I’m against standardized testing. Standardized testing causes me to feel nervous. One reason is “a student may exhibit extreme emotion and physical stress.” Also, “stress can bring about cheating.”
Chrispin Alcindor, letter to Chancellor Carmen Fariña, April 2014
The first day of April was the start of testing season — English first, then math a few weeks later — and Chrispin was beaming. Ms. Matthew had hung a piece he had written about pollution on the wall. With the grudging help of Haelleca, he had picked up a few new words. And he was showing some improvement in math, especially in long division, even though he still thought it was “too long.”
Ms. Matthew celebrated the day with her pretest indulgence, a cappuccino from Dunkin’ Donuts with three packets of sugar. Before the students began their exams, she led yoga exercises and turned on a Sara Bareilles song: “I wanna see you be brave,” the lyrics said.
“I get nervous,” Ms. Matthew said. “I don’t want to get them nervous.”
After repeating the testing routine three days in a row, Chrispin was exhausted. But he felt good about his performance. “It was easy this time, actually,” he said in the cafeteria.
With the first round of exams finished, Ms. Matthew asked the class to debate the merits of standardized testing. She expressed her own doubts about the value of tests, and she spoke about the No Child Left Behind Act and the Common Core, and how schools sometimes felt pressure to increase test scores.
Most of the fourth graders in her class seemed opposed to the idea of tests. But Ms. Matthew pushed them to consider alternatives. If tests were eliminated, what would replace them?
“Grades,” a student named Chloe suggested.
But what if a student, by no fault of his own, had trouble finishing his homework?
Chrispin, who rarely volunteered to speak in class, raised his hand. “Sometimes when you don’t know how to read,” he said, “you’re going to struggle with everything you have to learn and it’s just going to be harder.”
Signs of Progress
In mid-May, with the end of the school year looming, Chrispin tried to move beyond the stress of exams. He was busy practicing doo-wop for a student production of “Grease.” He was learning African dance through a program at school. And he had become one of the fastest runners at recess, circling the playground until his lungs gave out.
But Chrispin’s life was filled with reminders about tests, summer school and the Common Core. His mother had taken to praying daily for his academic success. Haelleca had won another academic award, this one from the City Council, and she had made a habit of reminding her brothers that there was no doubt that she had aced the exams.
At P.S. 397, Ms. Matthew was relieved. She thought the tests had been fair, unlike those in the previous year, and she predicted that P.S. 397, as a whole, would do better. She believed the Common Core had made Chrispin a more discerning student, and she had watched his confidence improve over the year.
During an end-of-year evaluation, Chrispin flawlessly read aloud a 100-word passage on apple trees. And in class, he had grown more adept at using evidence to support his arguments.
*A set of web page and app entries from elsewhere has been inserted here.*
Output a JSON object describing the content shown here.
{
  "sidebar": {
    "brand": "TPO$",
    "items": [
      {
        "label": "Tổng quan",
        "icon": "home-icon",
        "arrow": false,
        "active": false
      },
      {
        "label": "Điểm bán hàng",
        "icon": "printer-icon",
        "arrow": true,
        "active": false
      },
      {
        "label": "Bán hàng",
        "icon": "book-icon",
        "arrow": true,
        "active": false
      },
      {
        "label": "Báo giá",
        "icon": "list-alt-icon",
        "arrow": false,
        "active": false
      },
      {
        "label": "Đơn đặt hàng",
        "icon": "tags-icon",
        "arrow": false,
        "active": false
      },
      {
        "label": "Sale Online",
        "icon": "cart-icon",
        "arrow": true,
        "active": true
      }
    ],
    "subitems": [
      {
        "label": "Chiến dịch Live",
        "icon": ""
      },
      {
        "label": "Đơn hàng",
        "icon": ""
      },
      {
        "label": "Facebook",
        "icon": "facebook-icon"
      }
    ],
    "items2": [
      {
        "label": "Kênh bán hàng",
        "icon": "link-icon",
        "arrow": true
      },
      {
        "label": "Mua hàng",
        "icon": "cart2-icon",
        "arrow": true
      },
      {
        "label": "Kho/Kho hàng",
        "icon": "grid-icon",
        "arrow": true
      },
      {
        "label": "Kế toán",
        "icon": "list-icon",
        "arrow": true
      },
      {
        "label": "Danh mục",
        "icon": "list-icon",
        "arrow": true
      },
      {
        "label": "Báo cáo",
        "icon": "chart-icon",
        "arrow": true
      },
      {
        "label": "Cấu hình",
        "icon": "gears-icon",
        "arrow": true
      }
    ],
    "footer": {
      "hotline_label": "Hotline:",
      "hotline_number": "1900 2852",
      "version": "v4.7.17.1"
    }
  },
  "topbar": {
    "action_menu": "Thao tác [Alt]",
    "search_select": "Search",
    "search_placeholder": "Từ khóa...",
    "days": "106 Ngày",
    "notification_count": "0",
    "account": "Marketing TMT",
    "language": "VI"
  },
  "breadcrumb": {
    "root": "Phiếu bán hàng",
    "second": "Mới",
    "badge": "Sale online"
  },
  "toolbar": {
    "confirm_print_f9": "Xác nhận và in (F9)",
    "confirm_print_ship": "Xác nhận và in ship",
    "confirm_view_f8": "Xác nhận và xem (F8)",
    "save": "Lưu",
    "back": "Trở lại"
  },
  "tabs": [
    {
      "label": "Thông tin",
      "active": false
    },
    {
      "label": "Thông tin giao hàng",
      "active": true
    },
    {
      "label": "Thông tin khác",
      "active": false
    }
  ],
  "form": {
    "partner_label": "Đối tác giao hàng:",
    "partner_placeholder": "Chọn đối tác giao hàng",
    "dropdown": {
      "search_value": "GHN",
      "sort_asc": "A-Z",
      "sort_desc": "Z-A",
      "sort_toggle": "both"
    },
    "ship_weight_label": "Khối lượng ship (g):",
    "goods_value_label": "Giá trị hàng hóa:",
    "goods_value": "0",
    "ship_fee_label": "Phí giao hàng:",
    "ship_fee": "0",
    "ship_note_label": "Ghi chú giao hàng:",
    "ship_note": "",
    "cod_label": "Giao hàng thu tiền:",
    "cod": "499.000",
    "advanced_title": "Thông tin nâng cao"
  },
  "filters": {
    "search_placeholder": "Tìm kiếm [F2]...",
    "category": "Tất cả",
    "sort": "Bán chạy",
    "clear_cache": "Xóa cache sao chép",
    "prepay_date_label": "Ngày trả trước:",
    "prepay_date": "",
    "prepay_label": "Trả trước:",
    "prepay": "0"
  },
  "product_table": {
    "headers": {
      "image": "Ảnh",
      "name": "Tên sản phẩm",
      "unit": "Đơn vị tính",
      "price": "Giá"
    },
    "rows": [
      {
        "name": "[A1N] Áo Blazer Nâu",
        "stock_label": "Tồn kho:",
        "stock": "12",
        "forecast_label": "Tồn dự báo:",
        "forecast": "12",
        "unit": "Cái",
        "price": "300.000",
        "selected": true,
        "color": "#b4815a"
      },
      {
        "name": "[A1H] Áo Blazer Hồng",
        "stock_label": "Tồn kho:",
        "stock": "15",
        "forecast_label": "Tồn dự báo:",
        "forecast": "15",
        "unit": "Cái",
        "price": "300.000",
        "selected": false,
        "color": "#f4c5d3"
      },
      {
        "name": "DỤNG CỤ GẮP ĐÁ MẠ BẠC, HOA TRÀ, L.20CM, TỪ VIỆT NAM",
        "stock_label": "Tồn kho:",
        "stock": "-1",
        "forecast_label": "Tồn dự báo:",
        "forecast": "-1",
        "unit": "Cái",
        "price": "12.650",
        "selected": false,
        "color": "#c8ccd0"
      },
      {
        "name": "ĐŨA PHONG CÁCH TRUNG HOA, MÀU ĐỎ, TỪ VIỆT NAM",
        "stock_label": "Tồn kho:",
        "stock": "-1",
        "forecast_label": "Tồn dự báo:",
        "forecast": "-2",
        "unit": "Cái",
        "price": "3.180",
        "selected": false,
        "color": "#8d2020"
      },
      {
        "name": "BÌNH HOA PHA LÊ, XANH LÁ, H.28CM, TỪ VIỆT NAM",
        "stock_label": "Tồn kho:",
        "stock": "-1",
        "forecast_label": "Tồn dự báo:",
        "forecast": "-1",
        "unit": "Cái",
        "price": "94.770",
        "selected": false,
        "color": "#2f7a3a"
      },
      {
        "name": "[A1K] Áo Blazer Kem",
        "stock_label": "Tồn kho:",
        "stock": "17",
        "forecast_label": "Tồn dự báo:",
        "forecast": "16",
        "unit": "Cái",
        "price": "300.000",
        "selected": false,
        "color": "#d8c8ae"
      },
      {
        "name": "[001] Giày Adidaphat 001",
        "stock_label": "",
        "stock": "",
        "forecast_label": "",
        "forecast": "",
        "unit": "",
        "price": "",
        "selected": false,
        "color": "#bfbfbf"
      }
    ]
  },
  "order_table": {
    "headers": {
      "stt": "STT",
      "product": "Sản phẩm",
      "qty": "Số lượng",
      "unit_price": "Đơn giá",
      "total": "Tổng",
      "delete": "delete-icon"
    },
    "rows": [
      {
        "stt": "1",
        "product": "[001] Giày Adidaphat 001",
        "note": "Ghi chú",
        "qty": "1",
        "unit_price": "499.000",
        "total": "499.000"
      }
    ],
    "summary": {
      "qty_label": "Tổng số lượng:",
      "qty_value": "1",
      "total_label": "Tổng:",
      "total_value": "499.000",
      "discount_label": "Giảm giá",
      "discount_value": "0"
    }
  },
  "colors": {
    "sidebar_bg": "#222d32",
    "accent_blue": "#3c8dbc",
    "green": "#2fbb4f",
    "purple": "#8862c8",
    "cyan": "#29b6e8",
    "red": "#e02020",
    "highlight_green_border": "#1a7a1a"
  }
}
But his comprehension was still weak and his writing could be disorganized, and in math, he was still having trouble with word problems.
“Chrispin is going to make strides, it’s just going to be a long, long journey,” Ms. Matthew said. “To expect him to master all of this very quickly is, I think, ludicrous.”
In early June, Chrispin’s outlook brightened. Preliminary test scores came in, and the results were promising: Chrispin was not among the bottom 10 percent of students in the city. He would be promoted to the fifth grade along with his siblings, and he would not have to attend summer school. Though he would not know until August whether he had passed the exams, he was elated.
“Yes!” he said. “I feel so proud of myself. I thought I would do really bad and feel guilty. This gives me a second chance.”
Without pause, Chrispin began plotting out his summer: days filled with “Assassin’s Creed,” dinners at Applebee’s, Bible school on weekends and a visit to the National September 11 Memorial Museum.
Then, with equal certainty, he listed his plans for the next school year: He would get into a good middle school. He would keep up his grades so that he could go on the fifth-grade trip. And he would dance across the stage at graduation, a trophy in his hands.